Marvel Comics salutes late artist Sam Glanzman, whose impeccable eye for authentic detail and fine storytelling brought to life stories for several companies and enriched comics from the Golden Age to the modern industry.
Inspired by two older brothers who tackled the comics business, Glanzman dove into their world in 1939 and after just a few short years he’d created indelible characters such as Fly-Man for Harvey Comics, as well as illustrated many other titles. When World War II broke out, he proudly served in the U.S. Navy, but took a detour after war’s end to work at different jobs. Comics remained in his blood, though, and by 1950 he’d returned to not only the industry but also the publishing arena in children’s books.
Charlton Comics published Glanzman’s first war stories in the late 1950s, a genre that would blossom into a subject he’d become known for. The artist also made a mark in the 1960s with a Hercules series for Charlton, one that he poured many of his fine art visions into and drafted into a book a cut above the rest. DC Comics later brought him onboard to shore up their own war comics line and he stayed with the company throughout the 1970s.
In the halls of Marvel Comics, Glanzman produced a stunning work called “A Sailor’s Story” in 1986 for MARVEL GRAPHIC NOVEL #30. The tale followed his own Navy career during the war and became so popular that the artist offered up a sequel, A SAILOR’S STORY: WINDS, DREAMS, AND DRAGONS.
He continued to work in the industry throughout the 1990s and into the new millennium with both webcomics and traditional projects. Glanzman also saw reprints of many of his past works from the different companies he’d drawn for.
Legendary artist Walt Simonson counts himself among the man’s admirers and sees him as a unique voice in comics over the decades since their birth.

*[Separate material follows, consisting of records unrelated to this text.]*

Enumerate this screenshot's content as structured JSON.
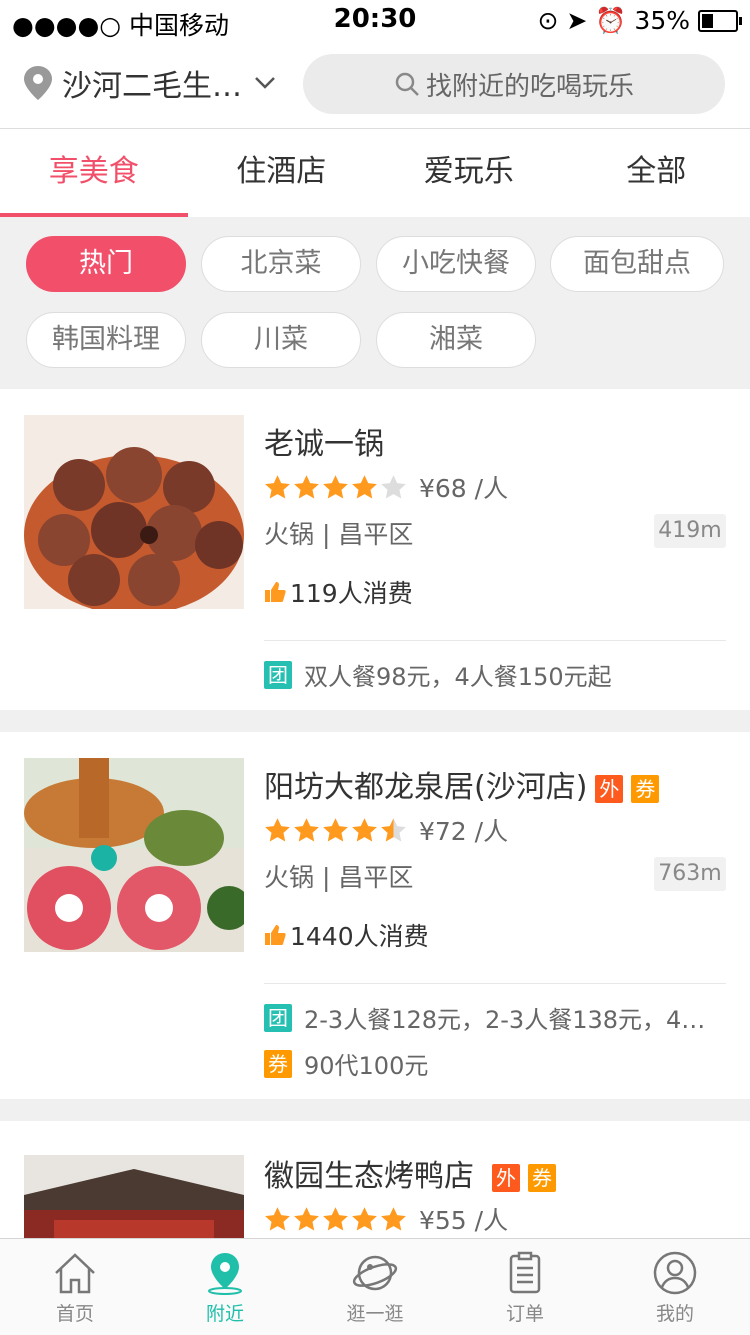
{
  "status": {
    "carrier": "●●●●○ 中国移动",
    "time": "20:30",
    "battery": "35%"
  },
  "header": {
    "location": "沙河二毛生…",
    "search_placeholder": "找附近的吃喝玩乐"
  },
  "tabs": [
    {
      "label": "享美食"
    },
    {
      "label": "住酒店"
    },
    {
      "label": "爱玩乐"
    },
    {
      "label": "全部"
    }
  ],
  "chips": [
    {
      "label": "热门"
    },
    {
      "label": "北京菜"
    },
    {
      "label": "小吃快餐"
    },
    {
      "label": "面包甜点"
    },
    {
      "label": "韩国料理"
    },
    {
      "label": "川菜"
    },
    {
      "label": "湘菜"
    }
  ],
  "restaurants": [
    {
      "name": "老诚一锅",
      "rating": 4,
      "price": "¥68 /人",
      "category": "火锅 | 昌平区",
      "distance": "419m",
      "consumers": "119人消费",
      "deals": [
        {
          "badge": "团",
          "text": "双人餐98元，4人餐150元起"
        }
      ]
    },
    {
      "name": "阳坊大都龙泉居(沙河店)",
      "tags": [
        "外",
        "券"
      ],
      "rating": 4.5,
      "price": "¥72 /人",
      "category": "火锅 | 昌平区",
      "distance": "763m",
      "consumers": "1440人消费",
      "deals": [
        {
          "badge": "团",
          "text": "2-3人餐128元，2-3人餐138元，4…"
        },
        {
          "badge": "券",
          "text": "90代100元"
        }
      ]
    },
    {
      "name": "徽园生态烤鸭店",
      "tags": [
        "外",
        "券"
      ],
      "rating": 5,
      "price": "¥55 /人"
    }
  ],
  "bottom_nav": [
    {
      "label": "首页"
    },
    {
      "label": "附近"
    },
    {
      "label": "逛一逛"
    },
    {
      "label": "订单"
    },
    {
      "label": "我的"
    }
  ],
  "colors": {
    "accent": "#f2506a",
    "teal": "#1fbfa9",
    "star": "#ff9a1e"
  }
}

“Sam Glanzmann was an artist who brought his signature style to everything he did,” he says. “His work was easily recognizable. Grounded in his experience, Sam drew worlds full of authenticity, in which violence was neither overstated nor sugarcoated, and the drama was always clearly presented. Although all his work was honest, he was a sailor and his stories of the sea had the tang of salt air about them and a truth that made them moving and deeply felt.”